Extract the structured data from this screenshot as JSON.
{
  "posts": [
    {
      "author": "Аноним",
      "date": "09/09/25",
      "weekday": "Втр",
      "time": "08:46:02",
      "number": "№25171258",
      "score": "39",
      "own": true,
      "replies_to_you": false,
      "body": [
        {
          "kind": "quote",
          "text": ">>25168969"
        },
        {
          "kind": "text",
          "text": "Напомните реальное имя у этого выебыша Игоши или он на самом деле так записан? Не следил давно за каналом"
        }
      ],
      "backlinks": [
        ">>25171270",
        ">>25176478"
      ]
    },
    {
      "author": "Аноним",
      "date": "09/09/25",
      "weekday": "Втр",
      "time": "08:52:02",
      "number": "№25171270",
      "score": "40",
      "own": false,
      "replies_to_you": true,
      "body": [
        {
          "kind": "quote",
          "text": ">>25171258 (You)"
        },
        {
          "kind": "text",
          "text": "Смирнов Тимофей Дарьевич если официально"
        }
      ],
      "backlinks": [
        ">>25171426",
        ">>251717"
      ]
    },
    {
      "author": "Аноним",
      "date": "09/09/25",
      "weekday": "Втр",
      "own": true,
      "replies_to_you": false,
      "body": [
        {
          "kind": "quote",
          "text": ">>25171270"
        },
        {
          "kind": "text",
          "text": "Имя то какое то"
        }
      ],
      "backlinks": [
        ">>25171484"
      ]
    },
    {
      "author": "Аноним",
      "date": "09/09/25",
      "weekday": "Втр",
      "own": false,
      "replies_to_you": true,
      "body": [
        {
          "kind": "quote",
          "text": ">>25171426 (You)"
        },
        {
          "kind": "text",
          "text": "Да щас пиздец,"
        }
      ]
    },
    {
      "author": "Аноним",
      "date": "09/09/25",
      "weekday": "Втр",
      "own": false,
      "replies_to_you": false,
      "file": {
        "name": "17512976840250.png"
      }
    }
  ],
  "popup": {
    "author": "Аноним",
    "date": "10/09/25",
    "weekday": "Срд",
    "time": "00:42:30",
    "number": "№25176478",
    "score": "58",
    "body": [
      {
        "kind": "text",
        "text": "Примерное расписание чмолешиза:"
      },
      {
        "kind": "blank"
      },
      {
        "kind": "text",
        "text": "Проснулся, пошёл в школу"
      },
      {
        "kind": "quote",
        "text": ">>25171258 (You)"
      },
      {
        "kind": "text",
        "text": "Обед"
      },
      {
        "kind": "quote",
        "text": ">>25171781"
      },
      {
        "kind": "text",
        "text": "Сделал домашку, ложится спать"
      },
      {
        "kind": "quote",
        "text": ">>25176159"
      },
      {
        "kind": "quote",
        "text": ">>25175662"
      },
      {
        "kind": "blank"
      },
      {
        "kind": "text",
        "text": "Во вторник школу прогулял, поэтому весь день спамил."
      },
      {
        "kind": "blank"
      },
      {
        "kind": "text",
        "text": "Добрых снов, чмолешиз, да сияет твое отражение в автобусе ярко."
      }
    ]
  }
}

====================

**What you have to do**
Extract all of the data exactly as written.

**Problem solution**
Extract the structured data from this screenshot as JSON.
{
  "posts": [
    {
      "author": "Аноним",
      "date": "09/09/25",
      "weekday": "Втр",
      "time": "08:46:02",
      "number": "№25171258",
      "score": "39",
      "own": true,
      "replies_to_you": false,
      "body": [
        {
          "kind": "quote",
          "text": ">>25168969"
        },
        {
          "kind": "text",
          "text": "Напомните реальное имя у этого выебыша Игоши или он на самом деле так записан? Не следил давно за каналом"
        }
      ],
      "backlinks": [
        ">>25171270",
        ">>25176478"
      ]
    },
    {
      "author": "Аноним",
      "date": "09/09/25",
      "weekday": "Втр",
      "time": "08:52:02",
      "number": "№25171270",
      "score": "40",
      "own": false,
      "replies_to_you": true,
      "body": [
        {
          "kind": "quote",
          "text": ">>25171258 (You)"
        },
        {
          "kind": "text",
          "text": "Смирнов Тимофей Дарьевич если официально"
        }
      ],
      "backlinks": [
        ">>25171426",
        ">>251717"
      ]
    },
    {
      "author": "Аноним",
      "date": "09/09/25",
      "weekday": "Втр",
      "own": true,
      "replies_to_you": false,
      "body": [
        {
          "kind": "quote",
          "text": ">>25171270"
        },
        {
          "kind": "text",
          "text": "Имя то какое то"
        }
      ],
      "backlinks": [
        ">>25171484"
      ]
    },
    {
      "author": "Аноним",
      "date": "09/09/25",
      "weekday": "Втр",
      "own": false,
      "replies_to_you": true,
      "body": [
        {
          "kind": "quote",
          "text": ">>25171426 (You)"
        },
        {
          "kind": "text",
          "text": "Да щас пиздец,"
        }
      ]
    },
    {
      "author": "Аноним",
      "date": "09/09/25",
      "weekday": "Втр",
      "own": false,
      "replies_to_you": false,
      "file": {
        "name": "17512976840250.png"
      }
    }
  ],
  "popup": {
    "author": "Аноним",
    "date": "10/09/25",
    "weekday": "Срд",
    "time": "00:42:30",
    "number": "№25176478",
    "score": "58",
    "body": [
      {
        "kind": "text",
        "text": "Примерное расписание чмолешиза:"
      },
      {
        "kind": "blank"
      },
      {
        "kind": "text",
        "text": "Проснулся, пошёл в школу"
      },
      {
        "kind": "quote",
        "text": ">>25171258 (You)"
      },
      {
        "kind": "text",
        "text": "Обед"
      },
      {
        "kind": "quote",
        "text": ">>25171781"
      },
      {
        "kind": "text",
        "text": "Сделал домашку, ложится спать"
      },
      {
        "kind": "quote",
        "text": ">>25176159"
      },
      {
        "kind": "quote",
        "text": ">>25175662"
      },
      {
        "kind": "blank"
      },
      {
        "kind": "text",
        "text": "Во вторник школу прогулял, поэтому весь день спамил."
      },
      {
        "kind": "blank"
      },
      {
        "kind": "text",
        "text": "Добрых снов, чмолешиз, да сияет твое отражение в автобусе ярко."
      }
    ]
  }
}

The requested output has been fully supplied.